In addition to science fiction and heroic fantasy, Lancer published private-detective adventures with sexual themes, true crime and espionage stories, plus gothic romances such as Shadows (1970) by Jan Alexander (pseudonym for Victor J. Banis. Lesbian fiction authors published by Lancer included Rea Michaels (Duet in Darkness, Cloak of Evil), Sylvia Sharon (pseudonym used by Paul Little) and Florence Stonebraker.[3]

Lancer Books published paperback editions of classic novels, reprinting public domain works. This series was designated Magnum Easy Eye Classics, as the typography of the books was larger, enabling readers to avoid eye strain. Among the authors represented in this series were H. G. Wells, Jules Verne, Rudyard Kipling, Samuel Clemens, Charles Dickens, Robert Louis Stevenson, Jane Austen, Helen Keller and Bram Stoker. Besides the complete and unabridged text, each book included a brief, unsigned biographical article about the author. Because the works were in the public domain, Lancer included a copyright notice for the special contents (i.e., the biographical information) for each book.

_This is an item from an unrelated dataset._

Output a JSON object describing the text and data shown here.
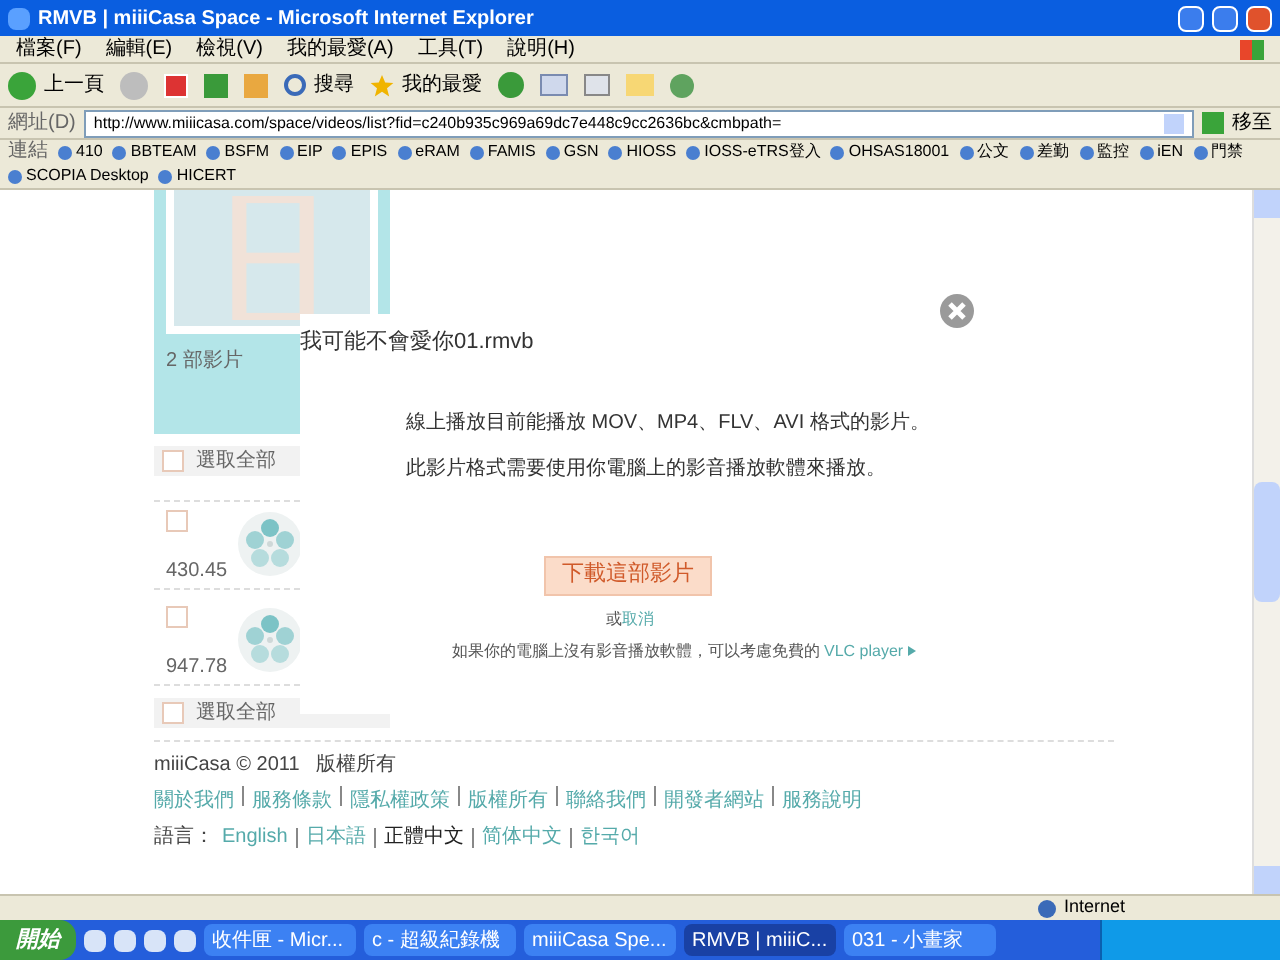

Lancer also published books of social commentary, such as The Angry Black, edited by John Williams. Lancer's popular culture titles included The Beatle Book (1964). Comic strips were collected in Broom-Hilda (1971).


  1. ^ . Fantagraphics Books, 2007.Confessions, Romances, Secrets, & TemptationsBenson, John. "Interview with Irwin Stein",
  2. ^ , Liverpool University Press, 2007. Gateway to Forever: The Story of the Science-Fiction Magazines, 1970-1980Ashley, Mike.
  3. ^ Mount Saint Vincent University: Lesbian Pulp Fiction Collection

External links

  • (January 25, 1998.)The New York Times"Love or Money,"
  • #5DeglerAndrew Porter,
This article was sourced from Creative Commons Attribution-ShareAlike License; additional terms may apply. World Heritage Encyclopedia content is assembled from numerous content providers, Open Access Publishing, and in compliance with The Fair Access to Science and Technology Research Act (FASTR), Wikimedia Foundation, Inc., Public Library of Science, The Encyclopedia of Life, Open Book Publishers (OBP), PubMed, U.S. National Library of Medicine, National Center for Biotechnology Information, U.S. National Library of Medicine, National Institutes of Health (NIH), U.S. Department of Health & Human Services, and, which sources content from all federal, state, local, tribal, and territorial government publication portals (.gov, .mil, .edu). Funding for and content contributors is made possible from the U.S. Congress, E-Government Act of 2002.
Crowd sourced content that is contributed to World Heritage Encyclopedia is peer reviewed and edited by our editorial staff to ensure quality scholarly research articles.
By using this site, you agree to the Terms of Use and Privacy Policy. World Heritage Encyclopedia™ is a registered trademark of the World Public Library Association, a non-profit organization.

Copyright © World Library Foundation. All rights reserved. eBooks from Project Gutenberg are sponsored by the World Library Foundation,
a 501c(4) Member's Support Non-Profit Organization, and is NOT affiliated with any governmental agency or department.